* PROBLEM REQUIREMENTS
Which lines in the records below contain the word "links"? Copy each of them.

Stored items:

———

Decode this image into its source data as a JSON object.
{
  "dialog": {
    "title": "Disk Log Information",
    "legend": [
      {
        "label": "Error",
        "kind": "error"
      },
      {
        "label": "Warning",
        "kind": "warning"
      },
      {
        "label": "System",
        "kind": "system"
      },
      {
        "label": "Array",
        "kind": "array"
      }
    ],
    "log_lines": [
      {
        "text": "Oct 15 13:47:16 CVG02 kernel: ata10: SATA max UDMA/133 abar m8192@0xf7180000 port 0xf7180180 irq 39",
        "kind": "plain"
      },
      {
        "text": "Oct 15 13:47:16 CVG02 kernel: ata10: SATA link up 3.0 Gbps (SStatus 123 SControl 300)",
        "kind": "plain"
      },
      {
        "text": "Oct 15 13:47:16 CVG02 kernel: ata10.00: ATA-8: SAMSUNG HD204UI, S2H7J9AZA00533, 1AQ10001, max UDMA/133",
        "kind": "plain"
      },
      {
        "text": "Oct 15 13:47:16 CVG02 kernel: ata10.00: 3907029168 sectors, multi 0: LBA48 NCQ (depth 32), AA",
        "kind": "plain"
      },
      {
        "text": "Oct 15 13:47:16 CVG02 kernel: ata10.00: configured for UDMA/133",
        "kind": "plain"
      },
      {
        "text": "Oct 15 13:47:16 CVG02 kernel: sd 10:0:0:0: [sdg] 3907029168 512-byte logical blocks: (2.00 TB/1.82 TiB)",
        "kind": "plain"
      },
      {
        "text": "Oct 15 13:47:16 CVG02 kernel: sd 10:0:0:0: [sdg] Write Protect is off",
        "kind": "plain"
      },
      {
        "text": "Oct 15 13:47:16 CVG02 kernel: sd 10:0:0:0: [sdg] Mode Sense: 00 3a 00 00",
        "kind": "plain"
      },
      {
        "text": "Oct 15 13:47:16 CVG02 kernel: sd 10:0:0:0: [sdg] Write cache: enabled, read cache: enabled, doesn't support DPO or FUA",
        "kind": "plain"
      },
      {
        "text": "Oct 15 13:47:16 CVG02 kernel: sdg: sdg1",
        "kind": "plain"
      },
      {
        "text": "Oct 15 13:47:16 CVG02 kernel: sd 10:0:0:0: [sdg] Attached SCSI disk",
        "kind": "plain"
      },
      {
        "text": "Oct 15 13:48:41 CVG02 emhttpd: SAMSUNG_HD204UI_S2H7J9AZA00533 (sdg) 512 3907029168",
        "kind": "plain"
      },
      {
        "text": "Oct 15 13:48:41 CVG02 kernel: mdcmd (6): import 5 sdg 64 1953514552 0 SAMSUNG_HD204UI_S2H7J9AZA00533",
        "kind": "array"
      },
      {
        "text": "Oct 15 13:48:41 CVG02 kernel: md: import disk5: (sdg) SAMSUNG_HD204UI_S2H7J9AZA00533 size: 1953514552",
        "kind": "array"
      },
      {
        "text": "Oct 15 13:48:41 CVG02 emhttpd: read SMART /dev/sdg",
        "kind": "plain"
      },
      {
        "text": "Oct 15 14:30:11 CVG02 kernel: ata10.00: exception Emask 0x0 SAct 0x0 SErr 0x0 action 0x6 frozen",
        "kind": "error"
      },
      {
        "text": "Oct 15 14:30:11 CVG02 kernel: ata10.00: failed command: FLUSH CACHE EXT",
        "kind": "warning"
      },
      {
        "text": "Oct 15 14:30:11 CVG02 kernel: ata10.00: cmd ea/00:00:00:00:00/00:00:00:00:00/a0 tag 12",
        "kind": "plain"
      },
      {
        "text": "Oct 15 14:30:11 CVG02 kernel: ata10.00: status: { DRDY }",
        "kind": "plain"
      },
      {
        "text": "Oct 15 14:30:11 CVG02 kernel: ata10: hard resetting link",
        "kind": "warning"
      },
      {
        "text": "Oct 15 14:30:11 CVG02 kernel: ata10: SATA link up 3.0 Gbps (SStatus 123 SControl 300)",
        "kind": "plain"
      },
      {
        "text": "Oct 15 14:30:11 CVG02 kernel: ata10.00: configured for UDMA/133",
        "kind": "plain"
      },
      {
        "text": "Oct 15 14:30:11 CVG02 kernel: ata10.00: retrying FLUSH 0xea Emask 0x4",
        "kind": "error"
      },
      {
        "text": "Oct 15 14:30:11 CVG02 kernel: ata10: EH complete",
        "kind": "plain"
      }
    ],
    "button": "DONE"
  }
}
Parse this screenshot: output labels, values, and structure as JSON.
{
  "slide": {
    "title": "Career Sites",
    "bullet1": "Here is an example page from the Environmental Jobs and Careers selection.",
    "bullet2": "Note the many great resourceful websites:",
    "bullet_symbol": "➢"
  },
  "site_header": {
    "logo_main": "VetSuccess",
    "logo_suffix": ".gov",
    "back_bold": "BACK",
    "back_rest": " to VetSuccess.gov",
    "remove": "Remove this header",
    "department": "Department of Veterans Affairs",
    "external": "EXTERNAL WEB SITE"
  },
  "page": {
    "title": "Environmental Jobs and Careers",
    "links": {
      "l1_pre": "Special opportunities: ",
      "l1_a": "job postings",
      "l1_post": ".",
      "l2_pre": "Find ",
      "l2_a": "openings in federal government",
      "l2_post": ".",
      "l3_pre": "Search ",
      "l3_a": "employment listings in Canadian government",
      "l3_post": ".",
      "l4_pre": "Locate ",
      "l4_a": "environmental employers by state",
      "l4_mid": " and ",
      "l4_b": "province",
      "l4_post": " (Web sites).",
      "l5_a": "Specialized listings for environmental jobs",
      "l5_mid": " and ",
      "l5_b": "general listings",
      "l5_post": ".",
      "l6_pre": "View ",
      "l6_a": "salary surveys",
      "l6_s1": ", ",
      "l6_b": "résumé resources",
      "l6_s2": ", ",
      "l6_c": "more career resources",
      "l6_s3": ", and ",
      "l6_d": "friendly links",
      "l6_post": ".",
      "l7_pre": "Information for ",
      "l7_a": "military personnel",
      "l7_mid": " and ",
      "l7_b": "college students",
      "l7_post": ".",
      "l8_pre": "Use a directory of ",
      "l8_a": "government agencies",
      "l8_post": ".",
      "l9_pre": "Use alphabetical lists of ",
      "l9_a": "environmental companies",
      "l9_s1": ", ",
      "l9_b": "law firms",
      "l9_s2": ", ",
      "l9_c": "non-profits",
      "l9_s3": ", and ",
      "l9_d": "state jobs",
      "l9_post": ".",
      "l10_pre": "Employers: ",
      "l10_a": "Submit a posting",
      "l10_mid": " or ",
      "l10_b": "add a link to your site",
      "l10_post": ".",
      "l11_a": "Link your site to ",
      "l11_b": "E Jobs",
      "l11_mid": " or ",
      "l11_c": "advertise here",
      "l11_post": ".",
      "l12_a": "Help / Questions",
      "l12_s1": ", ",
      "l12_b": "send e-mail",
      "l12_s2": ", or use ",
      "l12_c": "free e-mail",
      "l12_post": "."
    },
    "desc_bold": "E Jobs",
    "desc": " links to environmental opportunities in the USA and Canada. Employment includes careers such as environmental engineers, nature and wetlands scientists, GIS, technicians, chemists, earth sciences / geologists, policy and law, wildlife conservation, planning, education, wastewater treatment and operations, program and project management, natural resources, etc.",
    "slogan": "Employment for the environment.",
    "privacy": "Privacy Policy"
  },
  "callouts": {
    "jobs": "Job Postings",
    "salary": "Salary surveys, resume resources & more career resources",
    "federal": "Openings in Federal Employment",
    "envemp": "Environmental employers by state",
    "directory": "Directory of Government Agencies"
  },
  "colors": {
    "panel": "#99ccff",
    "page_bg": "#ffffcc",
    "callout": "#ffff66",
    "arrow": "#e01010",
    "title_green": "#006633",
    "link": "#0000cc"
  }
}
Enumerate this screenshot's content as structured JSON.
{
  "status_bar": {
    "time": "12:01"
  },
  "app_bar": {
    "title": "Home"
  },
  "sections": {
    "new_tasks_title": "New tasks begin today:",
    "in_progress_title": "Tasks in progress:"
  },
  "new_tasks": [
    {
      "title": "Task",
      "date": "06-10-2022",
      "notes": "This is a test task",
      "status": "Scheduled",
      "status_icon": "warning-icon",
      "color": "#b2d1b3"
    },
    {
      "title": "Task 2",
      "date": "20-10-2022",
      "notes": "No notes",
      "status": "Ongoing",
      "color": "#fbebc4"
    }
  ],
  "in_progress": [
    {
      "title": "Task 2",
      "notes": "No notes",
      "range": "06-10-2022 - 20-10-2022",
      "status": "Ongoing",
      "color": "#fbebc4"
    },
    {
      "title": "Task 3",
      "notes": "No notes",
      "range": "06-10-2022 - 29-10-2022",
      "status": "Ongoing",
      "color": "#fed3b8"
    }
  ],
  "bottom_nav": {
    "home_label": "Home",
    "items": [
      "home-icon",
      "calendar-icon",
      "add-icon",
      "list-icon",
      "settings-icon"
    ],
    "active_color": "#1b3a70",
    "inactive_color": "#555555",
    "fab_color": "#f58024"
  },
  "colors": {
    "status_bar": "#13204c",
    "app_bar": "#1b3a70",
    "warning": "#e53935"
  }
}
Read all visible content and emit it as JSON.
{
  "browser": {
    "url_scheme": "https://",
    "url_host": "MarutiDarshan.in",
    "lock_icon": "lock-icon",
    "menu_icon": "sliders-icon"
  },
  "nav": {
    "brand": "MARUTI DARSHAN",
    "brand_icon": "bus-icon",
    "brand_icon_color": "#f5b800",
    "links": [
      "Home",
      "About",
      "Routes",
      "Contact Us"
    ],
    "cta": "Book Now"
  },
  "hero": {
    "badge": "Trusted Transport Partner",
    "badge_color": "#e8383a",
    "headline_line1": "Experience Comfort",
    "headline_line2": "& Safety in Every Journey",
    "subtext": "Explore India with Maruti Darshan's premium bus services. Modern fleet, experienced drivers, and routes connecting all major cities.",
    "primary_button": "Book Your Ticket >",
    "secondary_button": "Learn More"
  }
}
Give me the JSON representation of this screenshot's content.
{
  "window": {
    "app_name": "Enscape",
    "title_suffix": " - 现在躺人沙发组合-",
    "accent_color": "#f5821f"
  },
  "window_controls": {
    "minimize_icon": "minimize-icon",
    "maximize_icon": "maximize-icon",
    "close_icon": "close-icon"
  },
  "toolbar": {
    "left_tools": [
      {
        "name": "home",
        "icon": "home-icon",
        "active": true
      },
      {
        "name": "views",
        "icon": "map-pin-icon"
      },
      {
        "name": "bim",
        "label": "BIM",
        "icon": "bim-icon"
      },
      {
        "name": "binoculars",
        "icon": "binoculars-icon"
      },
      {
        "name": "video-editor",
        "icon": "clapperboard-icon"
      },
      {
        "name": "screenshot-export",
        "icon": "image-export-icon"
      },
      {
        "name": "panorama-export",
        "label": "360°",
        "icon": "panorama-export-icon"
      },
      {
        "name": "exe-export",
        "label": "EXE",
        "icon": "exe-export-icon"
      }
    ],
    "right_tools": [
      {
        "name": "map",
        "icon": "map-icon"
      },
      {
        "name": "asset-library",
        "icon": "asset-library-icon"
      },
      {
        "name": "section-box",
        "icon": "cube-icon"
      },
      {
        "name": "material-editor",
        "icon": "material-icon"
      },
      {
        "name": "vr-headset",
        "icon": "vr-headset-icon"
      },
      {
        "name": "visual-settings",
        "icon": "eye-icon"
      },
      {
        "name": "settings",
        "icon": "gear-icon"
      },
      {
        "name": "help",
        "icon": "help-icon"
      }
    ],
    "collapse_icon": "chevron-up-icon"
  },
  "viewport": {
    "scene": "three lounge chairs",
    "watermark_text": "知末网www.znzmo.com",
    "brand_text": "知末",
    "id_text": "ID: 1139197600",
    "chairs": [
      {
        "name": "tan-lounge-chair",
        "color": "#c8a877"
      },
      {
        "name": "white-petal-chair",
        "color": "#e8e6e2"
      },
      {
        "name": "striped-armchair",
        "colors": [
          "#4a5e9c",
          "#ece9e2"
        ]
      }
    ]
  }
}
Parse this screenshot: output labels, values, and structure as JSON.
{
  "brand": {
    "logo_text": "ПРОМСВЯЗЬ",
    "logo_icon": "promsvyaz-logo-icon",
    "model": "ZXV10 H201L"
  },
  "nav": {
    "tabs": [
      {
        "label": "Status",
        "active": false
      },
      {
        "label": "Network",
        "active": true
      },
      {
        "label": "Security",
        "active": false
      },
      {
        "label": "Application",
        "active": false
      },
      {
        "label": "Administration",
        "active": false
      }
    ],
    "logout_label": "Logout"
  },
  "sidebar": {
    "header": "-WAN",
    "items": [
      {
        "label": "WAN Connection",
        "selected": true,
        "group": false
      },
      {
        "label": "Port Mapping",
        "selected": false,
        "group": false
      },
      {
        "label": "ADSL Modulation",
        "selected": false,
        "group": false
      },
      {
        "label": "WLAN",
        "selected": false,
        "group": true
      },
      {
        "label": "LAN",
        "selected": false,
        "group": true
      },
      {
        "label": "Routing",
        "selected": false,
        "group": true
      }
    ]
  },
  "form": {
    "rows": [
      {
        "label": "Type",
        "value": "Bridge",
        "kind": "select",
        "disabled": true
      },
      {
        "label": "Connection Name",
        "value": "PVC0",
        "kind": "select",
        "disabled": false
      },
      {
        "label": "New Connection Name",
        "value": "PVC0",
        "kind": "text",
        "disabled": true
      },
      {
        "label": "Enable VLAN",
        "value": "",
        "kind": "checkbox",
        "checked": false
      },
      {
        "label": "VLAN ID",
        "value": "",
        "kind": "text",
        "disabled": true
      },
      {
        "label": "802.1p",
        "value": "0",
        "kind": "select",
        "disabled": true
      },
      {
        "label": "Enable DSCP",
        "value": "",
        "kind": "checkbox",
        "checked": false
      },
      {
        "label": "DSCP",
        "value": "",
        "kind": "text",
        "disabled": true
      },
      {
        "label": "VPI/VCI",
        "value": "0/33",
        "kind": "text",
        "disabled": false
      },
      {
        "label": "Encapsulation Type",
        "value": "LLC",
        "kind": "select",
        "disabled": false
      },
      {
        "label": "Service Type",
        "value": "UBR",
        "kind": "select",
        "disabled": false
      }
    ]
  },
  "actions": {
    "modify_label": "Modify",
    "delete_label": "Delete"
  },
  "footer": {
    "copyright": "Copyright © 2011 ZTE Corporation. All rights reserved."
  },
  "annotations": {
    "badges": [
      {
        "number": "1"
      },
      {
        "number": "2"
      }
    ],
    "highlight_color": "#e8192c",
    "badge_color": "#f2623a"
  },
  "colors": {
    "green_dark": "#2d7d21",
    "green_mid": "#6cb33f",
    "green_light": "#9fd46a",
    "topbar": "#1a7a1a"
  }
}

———

* SOLUTION FOR THIS EXERCISE
    "links": {
      "l6_d": "friendly links",
    "desc": " links to environmental opportunities in the USA and Canada. Employment includes careers such as environmental engineers, nature and wetlands scientists, GIS, technicians, chemists, earth sciences / geologists, policy and law, wildlife conservation, planning, education, wastewater treatment and operations, program and project management, natural resources, etc.",
    "links": [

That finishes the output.